Mayer-Schönberger, Viktor. 1997. "Generational Development of Data Protection in Europe." In Technology and Privacy: The New Landscape, Eds. Agre, Phillip E. and Marc Rotenberg. Cambridge, MA: The MIT Press. 219-242.

Ch.8 Generational Development of Data Protection in Europe

Viktor Mayer-Schönberger

Data-protection: The right to control one’s own data.

Data-protection became apart of European nations’s framework since 1970s, but iti is the individual who needs protection.

Signal for the problem of informational privacy was the EU legislation passed in 1995 directing its member states to enact specific data-protection norms. In the past, data-protection issues were mostly national, but recently it is becoming increasingly international with the demand for cross-border flows of information and a single European data-protection regime. Analyzing the norms across European nations can provide similarities in the systems.

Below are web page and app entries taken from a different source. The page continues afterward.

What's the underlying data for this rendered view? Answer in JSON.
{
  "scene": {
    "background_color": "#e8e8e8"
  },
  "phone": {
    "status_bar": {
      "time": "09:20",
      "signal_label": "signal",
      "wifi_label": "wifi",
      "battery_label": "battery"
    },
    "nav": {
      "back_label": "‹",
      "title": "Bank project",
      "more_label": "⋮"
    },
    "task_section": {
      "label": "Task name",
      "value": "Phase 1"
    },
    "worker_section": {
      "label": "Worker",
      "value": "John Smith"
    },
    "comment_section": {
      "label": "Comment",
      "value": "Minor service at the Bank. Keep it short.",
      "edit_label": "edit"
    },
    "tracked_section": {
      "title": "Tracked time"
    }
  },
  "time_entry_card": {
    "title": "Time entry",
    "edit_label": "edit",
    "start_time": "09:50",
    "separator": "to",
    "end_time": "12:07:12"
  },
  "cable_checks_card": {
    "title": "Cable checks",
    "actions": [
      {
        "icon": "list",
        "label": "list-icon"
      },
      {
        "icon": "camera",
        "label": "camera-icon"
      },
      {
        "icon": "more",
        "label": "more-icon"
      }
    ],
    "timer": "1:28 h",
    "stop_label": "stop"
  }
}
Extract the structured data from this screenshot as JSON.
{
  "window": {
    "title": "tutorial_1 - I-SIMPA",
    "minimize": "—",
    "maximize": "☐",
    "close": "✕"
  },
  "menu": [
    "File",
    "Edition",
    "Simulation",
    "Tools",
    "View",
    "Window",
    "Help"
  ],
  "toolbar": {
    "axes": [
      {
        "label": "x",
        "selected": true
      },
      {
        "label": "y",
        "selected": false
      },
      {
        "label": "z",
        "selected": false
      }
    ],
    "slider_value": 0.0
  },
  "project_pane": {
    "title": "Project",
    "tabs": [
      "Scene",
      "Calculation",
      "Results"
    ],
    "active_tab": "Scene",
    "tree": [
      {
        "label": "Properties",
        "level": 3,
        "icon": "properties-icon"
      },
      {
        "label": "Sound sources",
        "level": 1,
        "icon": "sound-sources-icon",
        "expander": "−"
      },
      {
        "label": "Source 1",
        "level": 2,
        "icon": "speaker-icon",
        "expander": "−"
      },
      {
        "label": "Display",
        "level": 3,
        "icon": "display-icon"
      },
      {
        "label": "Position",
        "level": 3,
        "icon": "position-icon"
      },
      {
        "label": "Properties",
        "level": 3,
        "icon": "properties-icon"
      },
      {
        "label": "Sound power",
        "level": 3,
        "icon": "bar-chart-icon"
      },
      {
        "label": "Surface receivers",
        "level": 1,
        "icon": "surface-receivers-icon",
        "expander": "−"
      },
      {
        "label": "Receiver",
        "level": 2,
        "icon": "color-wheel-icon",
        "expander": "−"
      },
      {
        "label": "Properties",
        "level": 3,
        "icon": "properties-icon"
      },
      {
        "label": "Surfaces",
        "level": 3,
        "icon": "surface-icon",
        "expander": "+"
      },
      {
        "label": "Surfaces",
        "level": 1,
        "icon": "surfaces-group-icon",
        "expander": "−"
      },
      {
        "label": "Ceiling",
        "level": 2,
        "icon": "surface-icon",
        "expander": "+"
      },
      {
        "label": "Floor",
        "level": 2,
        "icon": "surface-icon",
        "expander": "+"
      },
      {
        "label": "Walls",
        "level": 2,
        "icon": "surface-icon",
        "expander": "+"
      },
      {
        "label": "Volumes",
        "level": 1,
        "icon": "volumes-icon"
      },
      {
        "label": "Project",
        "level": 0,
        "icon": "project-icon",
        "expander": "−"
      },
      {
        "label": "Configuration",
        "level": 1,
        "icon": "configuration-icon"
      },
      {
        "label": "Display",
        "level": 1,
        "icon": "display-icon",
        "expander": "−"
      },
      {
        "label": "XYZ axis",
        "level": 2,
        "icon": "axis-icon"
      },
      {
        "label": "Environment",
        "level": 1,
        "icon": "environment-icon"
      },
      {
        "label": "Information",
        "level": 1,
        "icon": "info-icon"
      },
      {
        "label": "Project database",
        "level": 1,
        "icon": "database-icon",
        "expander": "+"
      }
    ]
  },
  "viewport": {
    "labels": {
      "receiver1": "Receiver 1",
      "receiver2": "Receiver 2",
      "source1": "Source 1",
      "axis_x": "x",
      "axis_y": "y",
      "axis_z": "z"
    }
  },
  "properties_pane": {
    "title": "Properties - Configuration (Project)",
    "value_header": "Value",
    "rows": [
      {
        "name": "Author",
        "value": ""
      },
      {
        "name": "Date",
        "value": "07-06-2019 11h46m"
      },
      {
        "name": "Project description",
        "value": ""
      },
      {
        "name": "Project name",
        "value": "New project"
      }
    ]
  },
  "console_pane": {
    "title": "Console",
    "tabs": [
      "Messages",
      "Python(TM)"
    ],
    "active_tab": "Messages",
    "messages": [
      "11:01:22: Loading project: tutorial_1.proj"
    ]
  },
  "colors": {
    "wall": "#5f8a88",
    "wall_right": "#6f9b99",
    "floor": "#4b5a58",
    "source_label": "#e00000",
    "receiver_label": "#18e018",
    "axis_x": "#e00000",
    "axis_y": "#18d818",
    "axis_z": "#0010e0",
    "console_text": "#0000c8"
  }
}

First Generation: Data-protection norms

The first data-protection laws were enacted in response to the emergence of electronic data processing within government and large corporations. Attempts to counter dim visions of an unavoidably approaching Brave New World. Plans to centralize all personal data files in gigantic national data banks.

Directions toward centralized data banks:

Data-protection Law of the German State of Hesse (1970)

Swedish Data Act (1973)

Data-protection Statute of the German State of Rheinland-Pfalz (1974)

German and Austrian proposals for Data-protection Act (1974)

Data-protection focuses on the function of data processing in society and not the protection of individual privacy. An attempt to tame technology.

Second Generation: Warding off more and different offenders

Data-protection focuses on the individual rights (right to be let alone, right to protect personal intimate space). Technical jargon was removed and norms were less linked to stages of technology. Decision power was given to the individual to choose what data would be used for what purposes. International data exchange was first handled, though based on "rules of reciprocity." Data-protection institutions not only investigated data-protection offenses, but help citizens enforce their rights. Citizens were forced to choose between societal exclusion or open data exchange.

Directions toward individual rights:

French Data-protection Statute

Austrian Data-protection Statute

Danish Data-protection Statute

Norwegian Data-protection Statute

Third Generation: The Right to Information Self-Determination

"The basic right of the individual to determine the release and use of his own personal data." (pg. 229)

Government must explain why the requested data is needed and "what… consequences…denial of consent to processing might entail." (pg.230)

The problem to be addressed is: Efficiency increase and mobility of data security measures. Norms are that of the individual right to self-determination and the belief that citizens would exercise this right. Data-protection remained a minority privilege that were both economically and socially.

Directions toward Individual Self-determination:

German States’ Data-protection Statutes

Amendment to the Austrian Data-protection Law

Norwegian Data-protection Act

Constitutional provision in the Netherlands

Finnish Persons Register Act of 1987

Fourth Generation: Holistic and Sectoral Perspectives

Norms: 1)equalize bargaining positions and 2)legislators subject some freedoms to mandatory legal protection. Advocacy and adjudication became separate. Individual participation.

1995 European Union Directive calls for codes of conduct for data-protection.